## TASK PROMPT
Write out every record below exactly as it appears.

## RECORD SET
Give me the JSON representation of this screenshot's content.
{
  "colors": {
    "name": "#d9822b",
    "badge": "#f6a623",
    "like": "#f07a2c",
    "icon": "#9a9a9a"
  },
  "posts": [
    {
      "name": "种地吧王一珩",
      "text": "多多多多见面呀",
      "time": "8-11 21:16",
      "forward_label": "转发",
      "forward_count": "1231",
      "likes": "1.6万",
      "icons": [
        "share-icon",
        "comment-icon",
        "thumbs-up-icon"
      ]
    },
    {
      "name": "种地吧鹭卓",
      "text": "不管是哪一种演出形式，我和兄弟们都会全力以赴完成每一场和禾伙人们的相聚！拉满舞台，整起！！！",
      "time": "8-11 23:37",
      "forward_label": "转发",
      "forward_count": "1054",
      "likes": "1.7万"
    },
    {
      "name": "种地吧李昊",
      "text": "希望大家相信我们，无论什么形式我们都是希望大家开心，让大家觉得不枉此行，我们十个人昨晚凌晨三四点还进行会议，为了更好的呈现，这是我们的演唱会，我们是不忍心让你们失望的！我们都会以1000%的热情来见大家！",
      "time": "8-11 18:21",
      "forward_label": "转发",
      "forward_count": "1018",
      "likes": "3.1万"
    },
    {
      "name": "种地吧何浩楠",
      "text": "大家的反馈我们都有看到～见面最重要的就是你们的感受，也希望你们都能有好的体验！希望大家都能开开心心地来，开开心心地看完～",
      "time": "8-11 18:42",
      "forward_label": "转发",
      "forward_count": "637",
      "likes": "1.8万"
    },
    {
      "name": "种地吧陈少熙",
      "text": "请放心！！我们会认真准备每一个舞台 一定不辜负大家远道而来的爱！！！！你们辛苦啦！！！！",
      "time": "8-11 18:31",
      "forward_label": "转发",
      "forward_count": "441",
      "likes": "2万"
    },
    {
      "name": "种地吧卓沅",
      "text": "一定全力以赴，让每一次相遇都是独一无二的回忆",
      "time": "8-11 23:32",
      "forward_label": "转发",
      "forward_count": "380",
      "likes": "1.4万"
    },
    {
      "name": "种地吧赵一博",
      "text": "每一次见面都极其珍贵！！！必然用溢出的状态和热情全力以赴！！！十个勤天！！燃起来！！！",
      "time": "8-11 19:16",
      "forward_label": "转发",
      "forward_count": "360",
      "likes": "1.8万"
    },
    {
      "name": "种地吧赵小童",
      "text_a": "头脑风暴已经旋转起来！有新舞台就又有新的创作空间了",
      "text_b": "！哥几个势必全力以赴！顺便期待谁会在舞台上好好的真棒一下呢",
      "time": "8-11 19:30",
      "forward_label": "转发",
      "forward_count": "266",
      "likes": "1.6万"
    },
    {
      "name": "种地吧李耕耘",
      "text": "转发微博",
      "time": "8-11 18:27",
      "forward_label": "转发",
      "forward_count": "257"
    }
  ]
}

## EXERCISE ANSWER
Give me the JSON representation of this screenshot's content.
{
  "colors": {
    "name": "#d9822b",
    "badge": "#f6a623",
    "like": "#f07a2c",
    "icon": "#9a9a9a"
  },
  "posts": [
    {
      "name": "种地吧王一珩",
      "text": "多多多多见面呀",
      "time": "8-11 21:16",
      "forward_label": "转发",
      "forward_count": "1231",
      "likes": "1.6万",
      "icons": [
        "share-icon",
        "comment-icon",
        "thumbs-up-icon"
      ]
    },
    {
      "name": "种地吧鹭卓",
      "text": "不管是哪一种演出形式，我和兄弟们都会全力以赴完成每一场和禾伙人们的相聚！拉满舞台，整起！！！",
      "time": "8-11 23:37",
      "forward_label": "转发",
      "forward_count": "1054",
      "likes": "1.7万"
    },
    {
      "name": "种地吧李昊",
      "text": "希望大家相信我们，无论什么形式我们都是希望大家开心，让大家觉得不枉此行，我们十个人昨晚凌晨三四点还进行会议，为了更好的呈现，这是我们的演唱会，我们是不忍心让你们失望的！我们都会以1000%的热情来见大家！",
      "time": "8-11 18:21",
      "forward_label": "转发",
      "forward_count": "1018",
      "likes": "3.1万"
    },
    {
      "name": "种地吧何浩楠",
      "text": "大家的反馈我们都有看到～见面最重要的就是你们的感受，也希望你们都能有好的体验！希望大家都能开开心心地来，开开心心地看完～",
      "time": "8-11 18:42",
      "forward_label": "转发",
      "forward_count": "637",
      "likes": "1.8万"
    },
    {
      "name": "种地吧陈少熙",
      "text": "请放心！！我们会认真准备每一个舞台 一定不辜负大家远道而来的爱！！！！你们辛苦啦！！！！",
      "time": "8-11 18:31",
      "forward_label": "转发",
      "forward_count": "441",
      "likes": "2万"
    },
    {
      "name": "种地吧卓沅",
      "text": "一定全力以赴，让每一次相遇都是独一无二的回忆",
      "time": "8-11 23:32",
      "forward_label": "转发",
      "forward_count": "380",
      "likes": "1.4万"
    },
    {
      "name": "种地吧赵一博",
      "text": "每一次见面都极其珍贵！！！必然用溢出的状态和热情全力以赴！！！十个勤天！！燃起来！！！",
      "time": "8-11 19:16",
      "forward_label": "转发",
      "forward_count": "360",
      "likes": "1.8万"
    },
    {
      "name": "种地吧赵小童",
      "text_a": "头脑风暴已经旋转起来！有新舞台就又有新的创作空间了",
      "text_b": "！哥几个势必全力以赴！顺便期待谁会在舞台上好好的真棒一下呢",
      "time": "8-11 19:30",
      "forward_label": "转发",
      "forward_count": "266",
      "likes": "1.6万"
    },
    {
      "name": "种地吧李耕耘",
      "text": "转发微博",
      "time": "8-11 18:27",
      "forward_label": "转发",
      "forward_count": "257"
    }
  ]
}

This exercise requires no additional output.